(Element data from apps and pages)
########################################

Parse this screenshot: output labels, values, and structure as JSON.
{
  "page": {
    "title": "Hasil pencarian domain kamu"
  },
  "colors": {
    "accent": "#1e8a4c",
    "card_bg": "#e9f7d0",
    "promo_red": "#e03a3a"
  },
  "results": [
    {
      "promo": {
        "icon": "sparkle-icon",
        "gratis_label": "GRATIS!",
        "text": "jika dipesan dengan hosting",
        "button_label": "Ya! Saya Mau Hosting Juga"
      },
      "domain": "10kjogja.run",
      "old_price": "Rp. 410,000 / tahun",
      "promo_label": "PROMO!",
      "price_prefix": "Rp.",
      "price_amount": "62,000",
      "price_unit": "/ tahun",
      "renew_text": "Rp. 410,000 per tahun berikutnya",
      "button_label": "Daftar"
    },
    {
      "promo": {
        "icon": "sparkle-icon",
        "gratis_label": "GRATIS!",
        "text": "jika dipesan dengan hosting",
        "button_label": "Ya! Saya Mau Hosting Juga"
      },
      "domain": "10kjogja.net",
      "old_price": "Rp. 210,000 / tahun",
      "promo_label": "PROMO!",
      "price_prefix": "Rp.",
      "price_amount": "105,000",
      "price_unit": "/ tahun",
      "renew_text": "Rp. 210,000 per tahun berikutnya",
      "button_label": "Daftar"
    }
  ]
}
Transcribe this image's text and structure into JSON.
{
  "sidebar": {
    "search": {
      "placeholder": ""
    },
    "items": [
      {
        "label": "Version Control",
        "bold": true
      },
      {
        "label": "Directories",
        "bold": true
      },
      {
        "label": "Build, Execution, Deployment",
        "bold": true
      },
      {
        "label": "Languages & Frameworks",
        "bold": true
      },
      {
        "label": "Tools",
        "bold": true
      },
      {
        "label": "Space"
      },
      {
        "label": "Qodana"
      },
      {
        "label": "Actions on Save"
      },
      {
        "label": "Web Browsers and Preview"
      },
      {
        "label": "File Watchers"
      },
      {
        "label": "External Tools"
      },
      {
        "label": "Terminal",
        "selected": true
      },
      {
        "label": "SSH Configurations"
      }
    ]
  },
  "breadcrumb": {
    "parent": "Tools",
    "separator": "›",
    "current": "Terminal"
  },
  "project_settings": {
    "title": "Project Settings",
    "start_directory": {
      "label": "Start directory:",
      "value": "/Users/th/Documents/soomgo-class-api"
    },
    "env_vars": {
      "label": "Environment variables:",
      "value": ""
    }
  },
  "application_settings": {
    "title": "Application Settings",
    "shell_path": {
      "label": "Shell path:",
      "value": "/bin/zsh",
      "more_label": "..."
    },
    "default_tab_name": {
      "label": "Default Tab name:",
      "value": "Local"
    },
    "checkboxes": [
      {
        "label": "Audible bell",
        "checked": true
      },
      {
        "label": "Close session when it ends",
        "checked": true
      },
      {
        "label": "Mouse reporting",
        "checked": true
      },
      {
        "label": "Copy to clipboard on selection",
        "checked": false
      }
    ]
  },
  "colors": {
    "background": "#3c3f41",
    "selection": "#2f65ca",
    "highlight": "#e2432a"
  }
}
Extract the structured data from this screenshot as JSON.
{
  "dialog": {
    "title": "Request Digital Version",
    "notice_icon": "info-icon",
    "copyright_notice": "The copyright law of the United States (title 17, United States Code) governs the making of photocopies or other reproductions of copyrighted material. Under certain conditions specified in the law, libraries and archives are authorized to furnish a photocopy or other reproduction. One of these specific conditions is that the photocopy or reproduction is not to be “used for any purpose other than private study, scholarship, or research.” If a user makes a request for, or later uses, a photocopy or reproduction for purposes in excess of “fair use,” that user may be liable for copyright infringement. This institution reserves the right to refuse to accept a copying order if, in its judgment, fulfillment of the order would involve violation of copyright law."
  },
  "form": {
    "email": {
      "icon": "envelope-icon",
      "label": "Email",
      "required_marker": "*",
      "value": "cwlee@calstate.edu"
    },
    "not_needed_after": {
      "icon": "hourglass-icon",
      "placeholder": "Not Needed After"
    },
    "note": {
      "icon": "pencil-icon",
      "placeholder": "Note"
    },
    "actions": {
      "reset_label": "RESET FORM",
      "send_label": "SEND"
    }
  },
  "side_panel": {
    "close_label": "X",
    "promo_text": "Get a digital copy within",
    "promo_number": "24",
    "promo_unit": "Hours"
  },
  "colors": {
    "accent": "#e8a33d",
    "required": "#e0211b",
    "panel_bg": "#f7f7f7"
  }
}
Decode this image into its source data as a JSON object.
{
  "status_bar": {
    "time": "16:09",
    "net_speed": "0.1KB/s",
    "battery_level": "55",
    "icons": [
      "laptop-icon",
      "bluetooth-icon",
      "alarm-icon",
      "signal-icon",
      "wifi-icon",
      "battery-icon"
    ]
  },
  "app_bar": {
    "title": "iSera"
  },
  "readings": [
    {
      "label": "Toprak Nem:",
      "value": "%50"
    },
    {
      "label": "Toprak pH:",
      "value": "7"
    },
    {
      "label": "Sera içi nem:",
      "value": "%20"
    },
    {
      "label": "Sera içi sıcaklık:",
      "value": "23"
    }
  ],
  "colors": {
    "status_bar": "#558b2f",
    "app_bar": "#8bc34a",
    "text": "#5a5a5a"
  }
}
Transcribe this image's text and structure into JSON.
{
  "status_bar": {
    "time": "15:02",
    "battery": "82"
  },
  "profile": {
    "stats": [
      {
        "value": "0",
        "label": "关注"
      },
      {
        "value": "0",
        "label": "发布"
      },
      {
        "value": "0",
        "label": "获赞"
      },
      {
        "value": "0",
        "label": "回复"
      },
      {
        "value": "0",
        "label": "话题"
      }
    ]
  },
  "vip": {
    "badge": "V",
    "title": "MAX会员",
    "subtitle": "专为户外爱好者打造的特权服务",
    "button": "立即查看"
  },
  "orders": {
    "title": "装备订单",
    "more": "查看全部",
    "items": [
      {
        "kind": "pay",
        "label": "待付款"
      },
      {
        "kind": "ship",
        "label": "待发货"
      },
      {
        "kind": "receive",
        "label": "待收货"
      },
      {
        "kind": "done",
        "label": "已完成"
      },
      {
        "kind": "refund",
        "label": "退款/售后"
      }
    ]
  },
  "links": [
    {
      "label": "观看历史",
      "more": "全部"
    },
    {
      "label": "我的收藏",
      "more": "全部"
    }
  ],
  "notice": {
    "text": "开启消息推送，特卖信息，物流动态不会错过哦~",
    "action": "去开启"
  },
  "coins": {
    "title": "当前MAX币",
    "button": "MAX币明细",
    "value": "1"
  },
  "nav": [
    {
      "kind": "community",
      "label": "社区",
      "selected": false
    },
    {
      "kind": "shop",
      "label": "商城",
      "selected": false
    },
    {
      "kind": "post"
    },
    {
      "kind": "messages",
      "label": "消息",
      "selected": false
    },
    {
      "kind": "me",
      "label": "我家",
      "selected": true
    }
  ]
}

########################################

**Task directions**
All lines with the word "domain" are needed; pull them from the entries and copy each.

**Exercise output**
    "title": "Hasil pencarian domain kamu"
      "domain": "10kjogja.run",
      "domain": "10kjogja.net",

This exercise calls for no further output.